* **Task objective**: All entries are to be quoted exactly; the images stay out of the copy.

* **Dataset records**:

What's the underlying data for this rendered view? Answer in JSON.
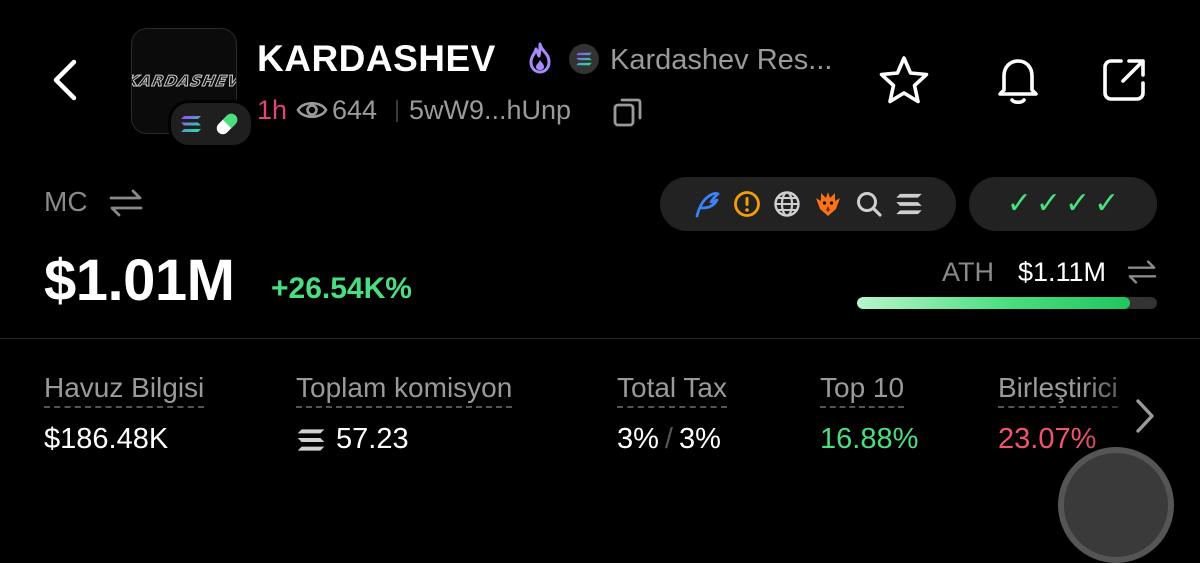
{
  "header": {
    "title": "KARDASHEV",
    "avatar_text": "KARDASHEV",
    "project_name": "Kardashev Res...",
    "age": "1h",
    "views": "644",
    "address": "5wW9...hUnp"
  },
  "market_cap": {
    "label": "MC",
    "value": "$1.01M",
    "change": "+26.54K%"
  },
  "ath": {
    "label": "ATH",
    "value": "$1.11M",
    "progress_fraction": 0.91
  },
  "audit_icons": [
    "feather-icon",
    "warning-icon",
    "globe-icon",
    "eagle-icon",
    "search-icon",
    "solana-icon"
  ],
  "checks": [
    "✓",
    "✓",
    "✓",
    "✓"
  ],
  "stats": [
    {
      "label": "Havuz Bilgisi",
      "value": "$186.48K"
    },
    {
      "label": "Toplam komisyon",
      "value": "57.23"
    },
    {
      "label": "Total Tax",
      "value_a": "3%",
      "value_b": "3%"
    },
    {
      "label": "Top 10",
      "value": "16.88%"
    },
    {
      "label": "Birleştirici",
      "value": "23.07%"
    }
  ],
  "colors": {
    "accent_green": "#4ade80",
    "accent_pink": "#e0447a",
    "accent_red": "#f0556b",
    "background": "#000000"
  }
}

* **Task solution**:
What's the underlying data for this rendered view? Answer in JSON.
{
  "header": {
    "title": "KARDASHEV",
    "avatar_text": "KARDASHEV",
    "project_name": "Kardashev Res...",
    "age": "1h",
    "views": "644",
    "address": "5wW9...hUnp"
  },
  "market_cap": {
    "label": "MC",
    "value": "$1.01M",
    "change": "+26.54K%"
  },
  "ath": {
    "label": "ATH",
    "value": "$1.11M",
    "progress_fraction": 0.91
  },
  "audit_icons": [
    "feather-icon",
    "warning-icon",
    "globe-icon",
    "eagle-icon",
    "search-icon",
    "solana-icon"
  ],
  "checks": [
    "✓",
    "✓",
    "✓",
    "✓"
  ],
  "stats": [
    {
      "label": "Havuz Bilgisi",
      "value": "$186.48K"
    },
    {
      "label": "Toplam komisyon",
      "value": "57.23"
    },
    {
      "label": "Total Tax",
      "value_a": "3%",
      "value_b": "3%"
    },
    {
      "label": "Top 10",
      "value": "16.88%"
    },
    {
      "label": "Birleştirici",
      "value": "23.07%"
    }
  ],
  "colors": {
    "accent_green": "#4ade80",
    "accent_pink": "#e0447a",
    "accent_red": "#f0556b",
    "background": "#000000"
  }
}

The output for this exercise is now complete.